It was another scorcher today at the crèches, definitely reaching into the 40’s (it was 38 degrees at 10am!). At the first crèche, today’s tasks were to get part of the floor in the soup kitchen down. This consisted of a giant concrete slab. We had to go off site to pick up all the materials, sand, stones, cement and water by filling up trailers and tanks full. A lot of heavy shovelling! Once back if was time to mix mix mix and wheelbarrow wheelbarrow wheelbarrow! The slab is coming along nicely as well as the strong efforts of the brick makers who troop on with the backbreaking work. I think we could build a whole new crèche with all these bricks!
The the other groups were continuing the work at the second crèche. The toilet block is almost done and the inner ring is being dug for the race track and tyres are being put in. Again I can’t stress at home how hot it is out here and my continued respect for all of the volunteers hard work.
We left a little early today as we had an awesome activity to participate in. We were heading to a Zulu cultural village. Here, it is a mock village set up where you can see tradition Zulu huts, communal areas and learn some of their traditions. This included grass mat weaving which could take weeks or months to make, traditional weapons, language, and so much more. Upon arrival to the village we had to ask permission to enter in Zulu and were taken in to the boma (an area they would normally keep buffalo) and hear from some warriors. Now in Zulu culture the men are very much in charge, they must enter rooms first, eat first, they can have multiple wifes and much more…the girls in the group were not so impressed haha
Some of the single ladies in the group got the opportunity to dress up in traditional clothes/beads, and that if worn properly were very revealing! So we kept our clothes on underneath haha. Then it was onto learning about traditional beer, which we all got to try but I don’t think anyone loved…and the “married ladies” got to dress up in their traditional clothes which were much more covering and heavyIt was great fun to watch and learn about such a vastly different culture.
Next up was watching the Zulu men dance, sing and fight. Our boys got involved in the mix and had mock fights with the Zulu men. We still haven’t concluded if they won or lost. We also watched their traditional dances in which they kick their feet high above their heads and so fast! This act is almost impossible to capture on camera but I did my best. What I did capture however was the volunteers attempts at Zulu dancing. A great display of skills or at least confidence 🙂
Finally we had the option to visit a traditional sangorma (a traditional medicine woman). Here we learnt about some of the traditional medicines and also if you chose you could have your future told. Some interesting predictions for sure!
It was back to town where we relaxed, had dinner and were schedule to take a night drive at 8pm. At approximately 7:55 it started to absolutely pour down with rain! We umm’ed and ahh’ed and eventually decided that it’s only a little water, so let’s go out and find some hippos!! When I say a little water I really meant buckets coming from the sky! But I also had a tip off that some hippos where very close by. We rushed that way and what do you know…two hippos just casually wandering down the street! We followed them for a while amazed at being so close and seeing them out of the water. They are huge!
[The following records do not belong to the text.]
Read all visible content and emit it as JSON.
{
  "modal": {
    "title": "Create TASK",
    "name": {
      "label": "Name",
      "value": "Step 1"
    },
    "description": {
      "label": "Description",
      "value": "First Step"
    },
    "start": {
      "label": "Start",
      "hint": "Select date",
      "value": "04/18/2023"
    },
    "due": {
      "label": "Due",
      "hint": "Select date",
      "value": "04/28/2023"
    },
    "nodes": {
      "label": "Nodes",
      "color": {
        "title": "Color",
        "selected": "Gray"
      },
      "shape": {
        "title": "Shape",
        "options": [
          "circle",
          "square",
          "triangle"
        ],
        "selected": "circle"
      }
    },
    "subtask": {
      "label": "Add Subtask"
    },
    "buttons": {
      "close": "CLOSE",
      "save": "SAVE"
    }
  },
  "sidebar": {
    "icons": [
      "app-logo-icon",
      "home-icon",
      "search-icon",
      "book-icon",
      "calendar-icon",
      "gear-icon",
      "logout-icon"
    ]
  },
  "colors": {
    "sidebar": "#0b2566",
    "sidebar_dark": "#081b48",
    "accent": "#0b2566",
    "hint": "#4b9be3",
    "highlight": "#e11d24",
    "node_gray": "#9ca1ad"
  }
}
After that we were all drenched so figured we may as well keep going. As we continued to the estuary we saw many crocodiles just sitting ominously on the edge of the water line and a few possible bush babies (like possums but with huge eyes). Back to the accommodation to dry off and chill before bed because as always, tomorrow’s another day 🙂